Researchers at the National Institute of Standards and Technology (NIST) reportedly developed a new method of focusing a stream of ions into a point as small as one nanometer (one billionth of a meter). The approach that they have devised is very versatile and can be used with a wide range of ions tailored to a particular function. In nanotechnology, it is expected to carve smaller features on semiconductors than now are possible. Additionally, it can also produce images of nanoscale structures with finer resolution than currently possible with electron microscopes.
The NIST researchers point out that the current technology for both applications is problematic because the high energies needed to focus gallium for milling tasks end up burying small amounts in the sample and contaminating the material. Additionally, when gallium ions are used to collect images they inadvertently damage the sample because they are relatively heavy. With a different approach, the NIST team created a focused ion beam that generates a small cloud instead of a sharp metal point. They use a combination of magnetic fields and laser light to trap and cool the atoms to very low temperatature. Then another laser ionizes the atoms and focuses them into a small beam of ions. The NIST researchers have called the device Magneto-Optical Trap Ion Source (MOTIS). The initial tests used chromium atoms.
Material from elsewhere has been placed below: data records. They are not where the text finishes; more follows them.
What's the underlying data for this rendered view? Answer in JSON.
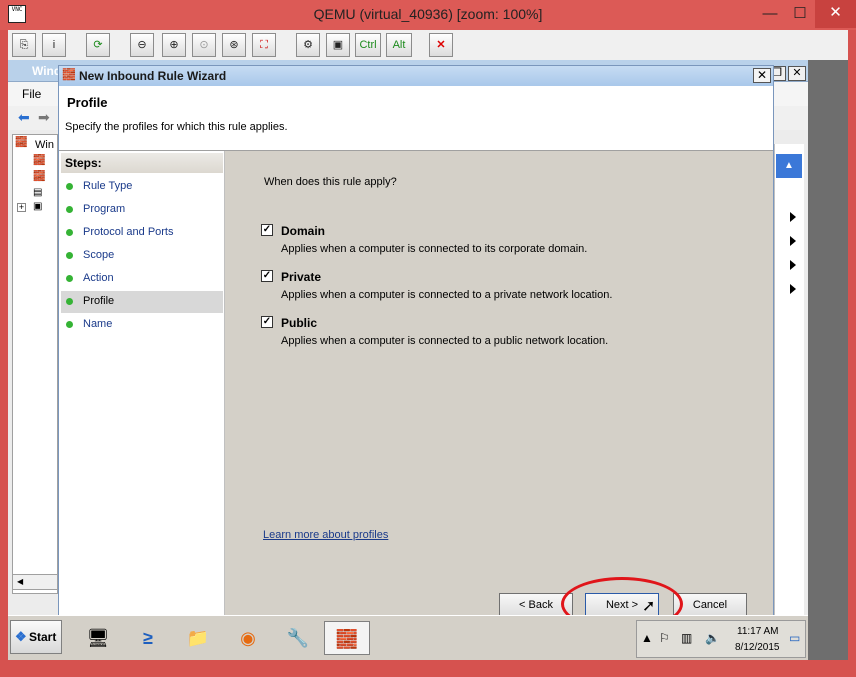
{
  "host": {
    "title": "QEMU (virtual_40936) [zoom: 100%]",
    "icon_text": "VNC",
    "minimize_label": "—",
    "maximize_label": "☐",
    "close_label": "✕",
    "toolbar": [
      {
        "name": "clipboard-icon",
        "glyph": "⎘"
      },
      {
        "name": "info-icon",
        "glyph": "i"
      },
      {
        "name": "refresh-icon",
        "glyph": "⟳"
      },
      {
        "name": "zoom-out-icon",
        "glyph": "⊖"
      },
      {
        "name": "zoom-in-icon",
        "glyph": "⊕"
      },
      {
        "name": "zoom-reset-icon",
        "glyph": "⊙"
      },
      {
        "name": "zoom-fit-icon",
        "glyph": "⊛"
      },
      {
        "name": "fullscreen-icon",
        "glyph": "⛶"
      },
      {
        "name": "options-icon",
        "glyph": "⚙"
      },
      {
        "name": "ctrl-alt-del-icon",
        "glyph": "▣"
      },
      {
        "name": "ctrl-key",
        "glyph": "Ctrl"
      },
      {
        "name": "alt-key",
        "glyph": "Alt"
      },
      {
        "name": "disconnect-icon",
        "glyph": "✕"
      }
    ]
  },
  "mmc": {
    "title": "Wind",
    "menu_file": "File",
    "tree_label": "Win"
  },
  "wizard": {
    "title": "New Inbound Rule Wizard",
    "close_label": "✕",
    "heading": "Profile",
    "subheading": "Specify the profiles for which this rule applies.",
    "steps_title": "Steps:",
    "steps": [
      {
        "label": "Rule Type"
      },
      {
        "label": "Program"
      },
      {
        "label": "Protocol and Ports"
      },
      {
        "label": "Scope"
      },
      {
        "label": "Action"
      },
      {
        "label": "Profile"
      },
      {
        "label": "Name"
      }
    ],
    "active_step": "Profile",
    "question": "When does this rule apply?",
    "options": [
      {
        "name": "Domain",
        "checked": true,
        "description": "Applies when a computer is connected to its corporate domain."
      },
      {
        "name": "Private",
        "checked": true,
        "description": "Applies when a computer is connected to a private network location."
      },
      {
        "name": "Public",
        "checked": true,
        "description": "Applies when a computer is connected to a public network location."
      }
    ],
    "check_mark": "✓",
    "learn_more": "Learn more about profiles",
    "back_label": "< Back",
    "next_label": "Next >",
    "cancel_label": "Cancel"
  },
  "taskbar": {
    "start_label": "Start",
    "apps": [
      {
        "name": "server-manager-icon",
        "glyph": "🖥"
      },
      {
        "name": "powershell-icon",
        "glyph": "≥"
      },
      {
        "name": "file-explorer-icon",
        "glyph": "📁"
      },
      {
        "name": "firefox-icon",
        "glyph": "◉"
      },
      {
        "name": "admin-tools-icon",
        "glyph": "🔧"
      },
      {
        "name": "firewall-icon",
        "glyph": "🧱"
      }
    ],
    "time": "11:17 AM",
    "date": "8/12/2015"
  },
  "colors": {
    "host_frame": "#dc5a56",
    "highlight_circle": "#e0151a",
    "step_dot": "#35b335"
  }
}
The team expects that other atoms could also be used. NIST News Release